A team of Dutch inventors has come up with what it calls to be a giant vacuum cleaner that can suck away the toxic fumes in the air and bring about clean air for everyone to breathe. The outside vacuum cleaner was recently unveiled at a conference held in Amsterdam, Netherlands and poses to be one of the first solutions of its kind for combatting air pollution.
Industrial Filter and Vacuum Cleaner
Unveiled by the Envinity Group, the giant industrial filter and vacuum cleaner stands at a height of eight meters. Constructed out of steel, the giant filter acts as a purifying agent when in operation, filtering out toxic particles from the atmosphere and producing clean, breathable air in the process. When placed on top of buildings, the filter can easily clean the atmosphere surrounding it, reducing the concentration of emissions from industrial combustion, fossil fuels and other pollutants, etc. to a great extent.
The filter will be able to suck in the polluted aka bad air from a radius of 300 meters. It can also suck in polluted air from over seven kilometers upwards. With the ability to filter out 95% of ultra-fine pollutants and 100% fine particle pollutants from the sucked air, the filter can produce over 800,000 cubic meters of breathable air in an hour.
A prototype of the filter that was tested recently by the Energy Research Center of Netherlands confirmed these results. In layman’s terms, the filter will simply suck in a large column of polluted air and make it clean, clear and breathable as it comes out of the machine.
Rising concerns of increasing emissions
The world has been facing a lot of trouble in the form of increasing emissions from different industries. It has been revealed that nearly 90% of the earth’s population is currently breathing bad air as a result of these out of control emissions.
The fine particles found in air are more often than not caused by burning fossil fuels. They are also caused by emissions from industrial combustion. Ultra-fine particle pollutants on the other hand, are caused by emissions from vehicles and aircrafts.
Both fine and ultra-fine particle pollutants have adverse effects on the body. In fact, ultra-fine particle pollutants have been found to cause damage to the brain cells and nervous system in addition to causing myriad infections in individuals who are exposed to them for prolonged periods.
According to a recent report published by the World Health Organization (WHO), nine out of ten people around the world are being exposed to these particles on a daily basis. This means nine out of ten people worldwide are at increased risks of developing the above mentioned conditions owing to exposure to poor quality air. Statistics also reveal that this is the same air that kills over six million people around the world every year, including 16000 Brits. It is this report that has alarmed governments around the world enough to sit up and take notice of the possible dangers these air pollutants pose for humanity in the long term. It is also what has initiated the movement of finding out newer ways to control air pollution.
Future Projects in the Pipeline
Image Source : DutchNews.Nl
The Envinity Group has revealed that its project has already garnered the interest of many businesses, airports and governments around the world.
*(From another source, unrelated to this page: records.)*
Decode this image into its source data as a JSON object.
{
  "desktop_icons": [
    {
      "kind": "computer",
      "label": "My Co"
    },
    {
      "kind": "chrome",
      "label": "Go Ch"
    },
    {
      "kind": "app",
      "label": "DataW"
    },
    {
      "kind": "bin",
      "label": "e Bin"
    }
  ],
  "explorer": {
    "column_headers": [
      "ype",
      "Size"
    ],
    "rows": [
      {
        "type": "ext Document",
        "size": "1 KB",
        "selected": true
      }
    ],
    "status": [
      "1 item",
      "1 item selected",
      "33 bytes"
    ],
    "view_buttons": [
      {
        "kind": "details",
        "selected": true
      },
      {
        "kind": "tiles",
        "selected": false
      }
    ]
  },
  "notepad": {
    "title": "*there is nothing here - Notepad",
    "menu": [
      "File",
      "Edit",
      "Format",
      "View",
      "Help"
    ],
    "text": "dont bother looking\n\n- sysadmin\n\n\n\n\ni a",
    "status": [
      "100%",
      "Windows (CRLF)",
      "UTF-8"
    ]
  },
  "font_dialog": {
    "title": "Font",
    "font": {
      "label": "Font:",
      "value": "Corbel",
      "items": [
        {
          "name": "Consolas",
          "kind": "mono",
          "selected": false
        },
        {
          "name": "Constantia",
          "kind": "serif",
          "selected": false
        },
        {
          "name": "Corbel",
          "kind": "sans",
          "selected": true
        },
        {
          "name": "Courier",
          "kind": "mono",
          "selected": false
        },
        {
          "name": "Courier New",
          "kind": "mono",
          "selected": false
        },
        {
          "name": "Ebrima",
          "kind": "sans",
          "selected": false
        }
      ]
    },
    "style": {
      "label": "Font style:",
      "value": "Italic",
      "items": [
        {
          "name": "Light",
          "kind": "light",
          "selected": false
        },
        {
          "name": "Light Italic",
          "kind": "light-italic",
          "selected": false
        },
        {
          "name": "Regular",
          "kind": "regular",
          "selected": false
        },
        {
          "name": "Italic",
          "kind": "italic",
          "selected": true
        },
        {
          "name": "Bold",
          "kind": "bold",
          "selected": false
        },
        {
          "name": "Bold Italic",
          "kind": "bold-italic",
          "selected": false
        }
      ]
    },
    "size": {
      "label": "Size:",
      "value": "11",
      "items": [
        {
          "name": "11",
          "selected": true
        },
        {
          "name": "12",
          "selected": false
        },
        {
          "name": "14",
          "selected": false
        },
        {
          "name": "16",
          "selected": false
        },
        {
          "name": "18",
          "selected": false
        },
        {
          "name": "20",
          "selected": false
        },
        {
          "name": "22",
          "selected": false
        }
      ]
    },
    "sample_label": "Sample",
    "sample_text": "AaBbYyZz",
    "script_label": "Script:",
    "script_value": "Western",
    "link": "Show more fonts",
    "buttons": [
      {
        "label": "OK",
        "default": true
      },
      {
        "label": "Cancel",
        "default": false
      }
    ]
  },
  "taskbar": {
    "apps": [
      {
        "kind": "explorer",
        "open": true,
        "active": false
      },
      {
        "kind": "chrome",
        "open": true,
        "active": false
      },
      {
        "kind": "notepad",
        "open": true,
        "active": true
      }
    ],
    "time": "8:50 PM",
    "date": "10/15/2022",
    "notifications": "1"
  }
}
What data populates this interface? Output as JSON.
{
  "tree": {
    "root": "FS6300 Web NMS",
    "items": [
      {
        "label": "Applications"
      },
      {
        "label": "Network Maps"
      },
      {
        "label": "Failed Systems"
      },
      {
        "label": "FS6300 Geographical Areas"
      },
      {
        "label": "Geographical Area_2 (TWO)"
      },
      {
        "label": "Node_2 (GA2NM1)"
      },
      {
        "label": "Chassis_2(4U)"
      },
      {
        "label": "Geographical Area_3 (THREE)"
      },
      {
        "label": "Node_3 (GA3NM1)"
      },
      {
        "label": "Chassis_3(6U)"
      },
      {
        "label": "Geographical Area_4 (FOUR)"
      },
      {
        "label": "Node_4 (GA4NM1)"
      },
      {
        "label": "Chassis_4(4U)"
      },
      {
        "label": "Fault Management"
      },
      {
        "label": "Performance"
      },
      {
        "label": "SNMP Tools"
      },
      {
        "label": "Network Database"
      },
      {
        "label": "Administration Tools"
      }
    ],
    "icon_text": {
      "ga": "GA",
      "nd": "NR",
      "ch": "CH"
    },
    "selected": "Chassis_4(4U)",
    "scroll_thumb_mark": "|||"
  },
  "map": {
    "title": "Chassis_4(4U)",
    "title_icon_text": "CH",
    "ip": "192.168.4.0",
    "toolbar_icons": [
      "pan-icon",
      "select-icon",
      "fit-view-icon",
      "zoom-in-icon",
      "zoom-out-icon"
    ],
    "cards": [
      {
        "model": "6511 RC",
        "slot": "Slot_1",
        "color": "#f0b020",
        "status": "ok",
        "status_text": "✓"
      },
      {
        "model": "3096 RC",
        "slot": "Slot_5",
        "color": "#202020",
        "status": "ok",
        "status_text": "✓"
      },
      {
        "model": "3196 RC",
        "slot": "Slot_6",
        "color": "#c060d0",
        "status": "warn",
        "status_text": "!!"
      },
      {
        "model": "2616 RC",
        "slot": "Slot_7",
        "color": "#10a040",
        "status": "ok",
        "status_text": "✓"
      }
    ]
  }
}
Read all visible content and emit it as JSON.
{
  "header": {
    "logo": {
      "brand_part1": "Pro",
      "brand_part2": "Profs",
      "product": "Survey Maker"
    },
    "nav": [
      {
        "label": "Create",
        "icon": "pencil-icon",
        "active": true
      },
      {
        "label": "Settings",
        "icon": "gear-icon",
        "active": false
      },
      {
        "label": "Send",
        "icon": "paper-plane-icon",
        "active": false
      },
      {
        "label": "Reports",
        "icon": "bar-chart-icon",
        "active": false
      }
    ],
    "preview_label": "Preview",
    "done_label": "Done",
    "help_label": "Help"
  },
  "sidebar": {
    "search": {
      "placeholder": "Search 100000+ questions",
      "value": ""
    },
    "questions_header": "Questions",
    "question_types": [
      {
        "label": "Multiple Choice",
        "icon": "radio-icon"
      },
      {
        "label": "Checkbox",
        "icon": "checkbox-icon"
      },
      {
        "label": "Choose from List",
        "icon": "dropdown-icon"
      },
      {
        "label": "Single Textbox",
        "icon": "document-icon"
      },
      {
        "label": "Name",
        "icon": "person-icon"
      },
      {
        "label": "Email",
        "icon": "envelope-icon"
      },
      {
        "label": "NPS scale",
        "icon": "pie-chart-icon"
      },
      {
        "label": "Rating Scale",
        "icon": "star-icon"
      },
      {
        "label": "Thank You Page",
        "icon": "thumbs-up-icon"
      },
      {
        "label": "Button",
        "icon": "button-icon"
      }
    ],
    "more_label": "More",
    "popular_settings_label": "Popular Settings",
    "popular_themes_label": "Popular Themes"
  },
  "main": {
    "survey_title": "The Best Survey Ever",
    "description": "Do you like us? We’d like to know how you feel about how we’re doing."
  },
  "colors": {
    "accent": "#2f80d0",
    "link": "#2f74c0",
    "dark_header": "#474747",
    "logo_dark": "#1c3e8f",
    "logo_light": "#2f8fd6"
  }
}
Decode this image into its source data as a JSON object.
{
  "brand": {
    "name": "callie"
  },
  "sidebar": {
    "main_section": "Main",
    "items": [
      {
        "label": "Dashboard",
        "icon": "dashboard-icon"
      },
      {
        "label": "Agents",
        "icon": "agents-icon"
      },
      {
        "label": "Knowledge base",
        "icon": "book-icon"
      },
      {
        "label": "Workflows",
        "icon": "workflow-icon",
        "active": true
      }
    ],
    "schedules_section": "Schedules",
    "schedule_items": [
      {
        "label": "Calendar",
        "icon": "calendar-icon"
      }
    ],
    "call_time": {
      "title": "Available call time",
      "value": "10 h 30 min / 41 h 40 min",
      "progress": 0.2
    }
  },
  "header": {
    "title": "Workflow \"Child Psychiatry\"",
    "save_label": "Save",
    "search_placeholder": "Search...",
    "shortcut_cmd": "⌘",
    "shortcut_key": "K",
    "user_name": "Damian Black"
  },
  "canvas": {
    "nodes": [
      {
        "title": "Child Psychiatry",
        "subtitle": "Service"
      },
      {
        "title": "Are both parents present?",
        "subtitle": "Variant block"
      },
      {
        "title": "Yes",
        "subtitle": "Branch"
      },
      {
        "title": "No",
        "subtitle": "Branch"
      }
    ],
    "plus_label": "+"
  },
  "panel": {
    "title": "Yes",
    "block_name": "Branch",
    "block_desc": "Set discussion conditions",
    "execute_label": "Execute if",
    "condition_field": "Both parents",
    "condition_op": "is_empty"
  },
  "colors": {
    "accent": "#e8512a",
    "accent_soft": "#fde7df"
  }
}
The company has also revealed that it will work alongside these entities to protect the environment from the fine and ultra-fine particle pollutants which have also been dubbed as silent killers.
It is to be noted here that a similar air-purifying system was recently installed in Beijing with the purpose of cleaning surrounding air. Called the Smog Free Tower, the system collects the air blowing past it and filters out nearly 75% of the particulate matter in it. The system makes use of a patented ozone-free ion technology to clean up more than 30,000 cubic meters of air in one hour.
Dutch inventors have come up with a huge vacuum cleaner which they say can clean polluted air. Acting as a giant filter, this vacuum cleaner can be placed in and around industrial zones to remove the fine and ultra-fine particle pollutants present in the air.